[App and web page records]
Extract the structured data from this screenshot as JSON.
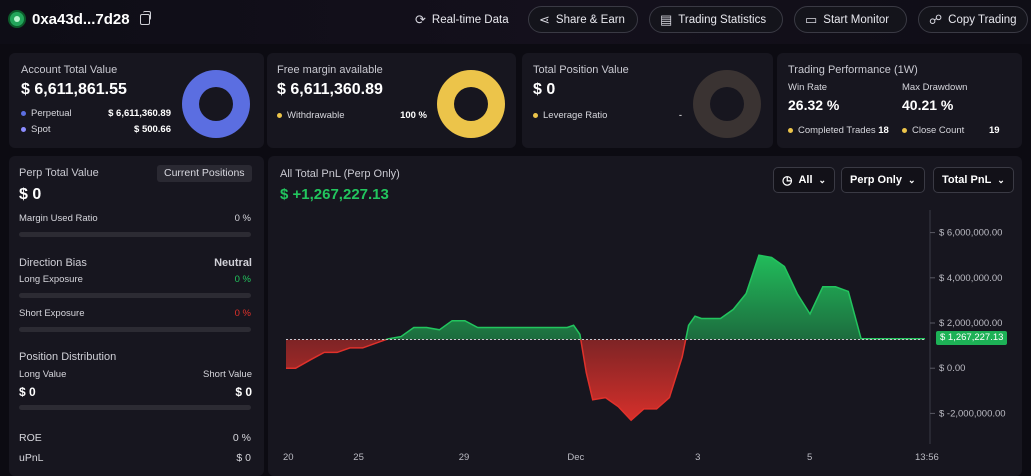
{
  "header": {
    "address": "0xa43d...7d28",
    "realtime_label": "Real-time Data",
    "share_label": "Share & Earn",
    "stats_label": "Trading Statistics",
    "monitor_label": "Start Monitor",
    "copy_label": "Copy Trading"
  },
  "cards": {
    "account": {
      "title": "Account Total Value",
      "value": "$ 6,611,861.55",
      "perp_label": "Perpetual",
      "perp_value": "$ 6,611,360.89",
      "spot_label": "Spot",
      "spot_value": "$ 500.66",
      "perp_share": 0.99992
    },
    "margin": {
      "title": "Free margin available",
      "value": "$ 6,611,360.89",
      "withdraw_label": "Withdrawable",
      "withdraw_value": "100 %",
      "withdraw_share": 1.0
    },
    "position": {
      "title": "Total Position Value",
      "value": "$ 0",
      "leverage_label": "Leverage Ratio",
      "leverage_value": "-"
    },
    "performance": {
      "title": "Trading Performance (1W)",
      "winrate_label": "Win Rate",
      "winrate_value": "26.32 %",
      "drawdown_label": "Max Drawdown",
      "drawdown_value": "40.21 %",
      "completed_label": "Completed Trades",
      "completed_value": "18",
      "close_label": "Close Count",
      "close_value": "19"
    }
  },
  "left": {
    "perp_title": "Perp Total Value",
    "positions_button": "Current Positions",
    "perp_value": "$ 0",
    "margin_used_label": "Margin Used Ratio",
    "margin_used_value": "0 %",
    "margin_used": 0,
    "bias_label": "Direction Bias",
    "bias_value": "Neutral",
    "long_exp_label": "Long Exposure",
    "long_exp_value": "0 %",
    "long_exp": 0,
    "short_exp_label": "Short Exposure",
    "short_exp_value": "0 %",
    "short_exp": 0,
    "dist_title": "Position Distribution",
    "long_value_label": "Long Value",
    "long_value": "$ 0",
    "short_value_label": "Short Value",
    "short_value": "$ 0",
    "roe_label": "ROE",
    "roe_value": "0 %",
    "upnl_label": "uPnL",
    "upnl_value": "$ 0"
  },
  "chart_panel": {
    "title": "All Total PnL (Perp Only)",
    "value": "$ +1,267,227.13",
    "filter_all": "All",
    "filter_perp": "Perp Only",
    "filter_total": "Total PnL",
    "current_badge": "$ 1,267,227.13"
  },
  "colors": {
    "accent_green": "#22c55e",
    "loss_red": "#e0312b",
    "perp_blue": "#5b6ee1",
    "margin_yellow": "#ecc44a"
  },
  "chart_data": {
    "type": "area",
    "ytick_labels": [
      "$ 6,000,000.00",
      "$ 4,000,000.00",
      "$ 2,000,000.00",
      "$ 0.00",
      "$ -2,000,000.00"
    ],
    "yticks": [
      6000000,
      4000000,
      2000000,
      0,
      -2000000
    ],
    "ylim": [
      -3000000,
      7000000
    ],
    "xtick_labels": [
      "20",
      "25",
      "29",
      "Dec",
      "3",
      "5",
      "13:56"
    ],
    "xtick_pos": [
      0,
      0.11,
      0.275,
      0.445,
      0.645,
      0.82,
      1.0
    ],
    "baseline": 1267227.13,
    "x": [
      0,
      0.015,
      0.04,
      0.06,
      0.08,
      0.1,
      0.12,
      0.14,
      0.16,
      0.18,
      0.2,
      0.22,
      0.24,
      0.26,
      0.28,
      0.3,
      0.32,
      0.34,
      0.36,
      0.38,
      0.4,
      0.42,
      0.44,
      0.45,
      0.46,
      0.47,
      0.48,
      0.5,
      0.52,
      0.54,
      0.56,
      0.58,
      0.6,
      0.62,
      0.63,
      0.64,
      0.65,
      0.66,
      0.68,
      0.7,
      0.72,
      0.74,
      0.76,
      0.78,
      0.8,
      0.82,
      0.84,
      0.86,
      0.88,
      0.9,
      0.92,
      0.94,
      0.96,
      0.98,
      1.0
    ],
    "y": [
      0,
      0,
      400000,
      700000,
      700000,
      900000,
      900000,
      1100000,
      1300000,
      1400000,
      1800000,
      1800000,
      1700000,
      2100000,
      2100000,
      1800000,
      1800000,
      1800000,
      1800000,
      1800000,
      1800000,
      1800000,
      1800000,
      1900000,
      1500000,
      -200000,
      -1400000,
      -1300000,
      -1700000,
      -2300000,
      -1800000,
      -1800000,
      -1300000,
      500000,
      1900000,
      2300000,
      2200000,
      2200000,
      2200000,
      2600000,
      3300000,
      5000000,
      4900000,
      4500000,
      3300000,
      2400000,
      3600000,
      3600000,
      3400000,
      1300000,
      1300000,
      1300000,
      1300000,
      1300000,
      1300000
    ]
  }
}
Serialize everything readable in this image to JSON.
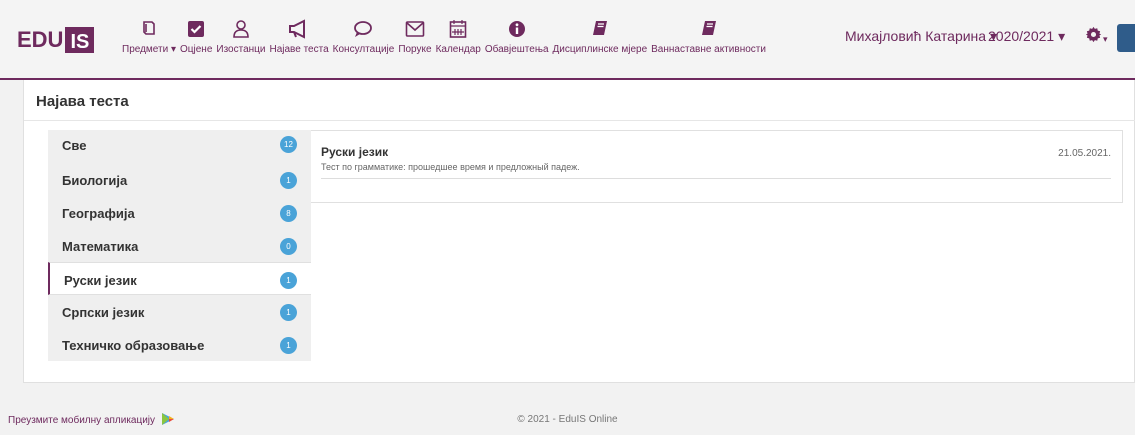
{
  "app": {
    "logo_left": "EDU",
    "logo_right": "IS",
    "brand_color": "#6e2a5e",
    "badge_color": "#4aa3d8"
  },
  "nav": [
    {
      "label": "Предмети",
      "icon": "books-icon",
      "has_dropdown": true
    },
    {
      "label": "Оцјене",
      "icon": "checkbox-icon"
    },
    {
      "label": "Изостанци",
      "icon": "user-icon"
    },
    {
      "label": "Најаве теста",
      "icon": "bullhorn-icon"
    },
    {
      "label": "Консултације",
      "icon": "chat-icon"
    },
    {
      "label": "Поруке",
      "icon": "envelope-icon"
    },
    {
      "label": "Календар",
      "icon": "calendar-icon"
    },
    {
      "label": "Обавјештења",
      "icon": "info-icon"
    },
    {
      "label": "Дисциплинске мјере",
      "icon": "book-icon"
    },
    {
      "label": "Ваннаставне активности",
      "icon": "book-icon"
    }
  ],
  "user": {
    "name": "Михајловић Катарина",
    "year": "2020/2021",
    "caret": "▾"
  },
  "page": {
    "title": "Најава теста"
  },
  "subjects": [
    {
      "name": "Све",
      "count": "12"
    },
    {
      "name": "Биологија",
      "count": "1"
    },
    {
      "name": "Географија",
      "count": "8"
    },
    {
      "name": "Математика",
      "count": "0"
    },
    {
      "name": "Руски језик",
      "count": "1",
      "active": true
    },
    {
      "name": "Српски језик",
      "count": "1"
    },
    {
      "name": "Техничко образовање",
      "count": "1"
    }
  ],
  "entry": {
    "subject": "Руски језик",
    "description": "Тест по грамматике: прошедшее время и предложный падеж.",
    "date": "21.05.2021."
  },
  "footer": {
    "app_link": "Преузмите мобилну апликацију",
    "copyright": "© 2021 - EduIS Online"
  }
}
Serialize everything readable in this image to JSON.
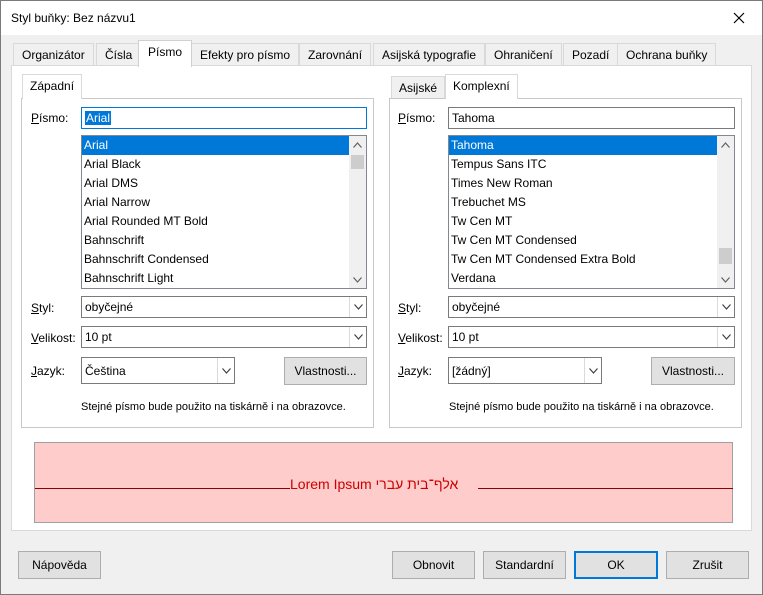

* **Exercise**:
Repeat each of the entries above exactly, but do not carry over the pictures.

* **Response box**:
Extract the structured data from this screenshot as JSON.
{
  "header": {
    "address": "0xa43d...7d28",
    "realtime_label": "Real-time Data",
    "share_label": "Share & Earn",
    "stats_label": "Trading Statistics",
    "monitor_label": "Start Monitor",
    "copy_label": "Copy Trading"
  },
  "cards": {
    "account": {
      "title": "Account Total Value",
      "value": "$ 6,611,861.55",
      "perp_label": "Perpetual",
      "perp_value": "$ 6,611,360.89",
      "spot_label": "Spot",
      "spot_value": "$ 500.66",
      "perp_share": 0.99992
    },
    "margin": {
      "title": "Free margin available",
      "value": "$ 6,611,360.89",
      "withdraw_label": "Withdrawable",
      "withdraw_value": "100 %",
      "withdraw_share": 1.0
    },
    "position": {
      "title": "Total Position Value",
      "value": "$ 0",
      "leverage_label": "Leverage Ratio",
      "leverage_value": "-"
    },
    "performance": {
      "title": "Trading Performance (1W)",
      "winrate_label": "Win Rate",
      "winrate_value": "26.32 %",
      "drawdown_label": "Max Drawdown",
      "drawdown_value": "40.21 %",
      "completed_label": "Completed Trades",
      "completed_value": "18",
      "close_label": "Close Count",
      "close_value": "19"
    }
  },
  "left": {
    "perp_title": "Perp Total Value",
    "positions_button": "Current Positions",
    "perp_value": "$ 0",
    "margin_used_label": "Margin Used Ratio",
    "margin_used_value": "0 %",
    "margin_used": 0,
    "bias_label": "Direction Bias",
    "bias_value": "Neutral",
    "long_exp_label": "Long Exposure",
    "long_exp_value": "0 %",
    "long_exp": 0,
    "short_exp_label": "Short Exposure",
    "short_exp_value": "0 %",
    "short_exp": 0,
    "dist_title": "Position Distribution",
    "long_value_label": "Long Value",
    "long_value": "$ 0",
    "short_value_label": "Short Value",
    "short_value": "$ 0",
    "roe_label": "ROE",
    "roe_value": "0 %",
    "upnl_label": "uPnL",
    "upnl_value": "$ 0"
  },
  "chart_panel": {
    "title": "All Total PnL (Perp Only)",
    "value": "$ +1,267,227.13",
    "filter_all": "All",
    "filter_perp": "Perp Only",
    "filter_total": "Total PnL",
    "current_badge": "$ 1,267,227.13"
  },
  "colors": {
    "accent_green": "#22c55e",
    "loss_red": "#e0312b",
    "perp_blue": "#5b6ee1",
    "margin_yellow": "#ecc44a"
  },
  "chart_data": {
    "type": "area",
    "ytick_labels": [
      "$ 6,000,000.00",
      "$ 4,000,000.00",
      "$ 2,000,000.00",
      "$ 0.00",
      "$ -2,000,000.00"
    ],
    "yticks": [
      6000000,
      4000000,
      2000000,
      0,
      -2000000
    ],
    "ylim": [
      -3000000,
      7000000
    ],
    "xtick_labels": [
      "20",
      "25",
      "29",
      "Dec",
      "3",
      "5",
      "13:56"
    ],
    "xtick_pos": [
      0,
      0.11,
      0.275,
      0.445,
      0.645,
      0.82,
      1.0
    ],
    "baseline": 1267227.13,
    "x": [
      0,
      0.015,
      0.04,
      0.06,
      0.08,
      0.1,
      0.12,
      0.14,
      0.16,
      0.18,
      0.2,
      0.22,
      0.24,
      0.26,
      0.28,
      0.3,
      0.32,
      0.34,
      0.36,
      0.38,
      0.4,
      0.42,
      0.44,
      0.45,
      0.46,
      0.47,
      0.48,
      0.5,
      0.52,
      0.54,
      0.56,
      0.58,
      0.6,
      0.62,
      0.63,
      0.64,
      0.65,
      0.66,
      0.68,
      0.7,
      0.72,
      0.74,
      0.76,
      0.78,
      0.8,
      0.82,
      0.84,
      0.86,
      0.88,
      0.9,
      0.92,
      0.94,
      0.96,
      0.98,
      1.0
    ],
    "y": [
      0,
      0,
      400000,
      700000,
      700000,
      900000,
      900000,
      1100000,
      1300000,
      1400000,
      1800000,
      1800000,
      1700000,
      2100000,
      2100000,
      1800000,
      1800000,
      1800000,
      1800000,
      1800000,
      1800000,
      1800000,
      1800000,
      1900000,
      1500000,
      -200000,
      -1400000,
      -1300000,
      -1700000,
      -2300000,
      -1800000,
      -1800000,
      -1300000,
      500000,
      1900000,
      2300000,
      2200000,
      2200000,
      2200000,
      2600000,
      3300000,
      5000000,
      4900000,
      4500000,
      3300000,
      2400000,
      3600000,
      3600000,
      3400000,
      1300000,
      1300000,
      1300000,
      1300000,
      1300000,
      1300000
    ]
  }
}
Serialize everything readable in this image to JSON.
{
  "app": {
    "logo_left": "EDU",
    "logo_right": "IS",
    "brand_color": "#6e2a5e",
    "badge_color": "#4aa3d8"
  },
  "nav": [
    {
      "label": "Предмети",
      "icon": "books-icon",
      "has_dropdown": true
    },
    {
      "label": "Оцјене",
      "icon": "checkbox-icon"
    },
    {
      "label": "Изостанци",
      "icon": "user-icon"
    },
    {
      "label": "Најаве теста",
      "icon": "bullhorn-icon"
    },
    {
      "label": "Консултације",
      "icon": "chat-icon"
    },
    {
      "label": "Поруке",
      "icon": "envelope-icon"
    },
    {
      "label": "Календар",
      "icon": "calendar-icon"
    },
    {
      "label": "Обавјештења",
      "icon": "info-icon"
    },
    {
      "label": "Дисциплинске мјере",
      "icon": "book-icon"
    },
    {
      "label": "Ваннаставне активности",
      "icon": "book-icon"
    }
  ],
  "user": {
    "name": "Михајловић Катарина",
    "year": "2020/2021",
    "caret": "▾"
  },
  "page": {
    "title": "Најава теста"
  },
  "subjects": [
    {
      "name": "Све",
      "count": "12"
    },
    {
      "name": "Биологија",
      "count": "1"
    },
    {
      "name": "Географија",
      "count": "8"
    },
    {
      "name": "Математика",
      "count": "0"
    },
    {
      "name": "Руски језик",
      "count": "1",
      "active": true
    },
    {
      "name": "Српски језик",
      "count": "1"
    },
    {
      "name": "Техничко образовање",
      "count": "1"
    }
  ],
  "entry": {
    "subject": "Руски језик",
    "description": "Тест по грамматике: прошедшее время и предложный падеж.",
    "date": "21.05.2021."
  },
  "footer": {
    "app_link": "Преузмите мобилну апликацију",
    "copyright": "© 2021 - EduIS Online"
  }
}
Serialize everything readable in this image to JSON.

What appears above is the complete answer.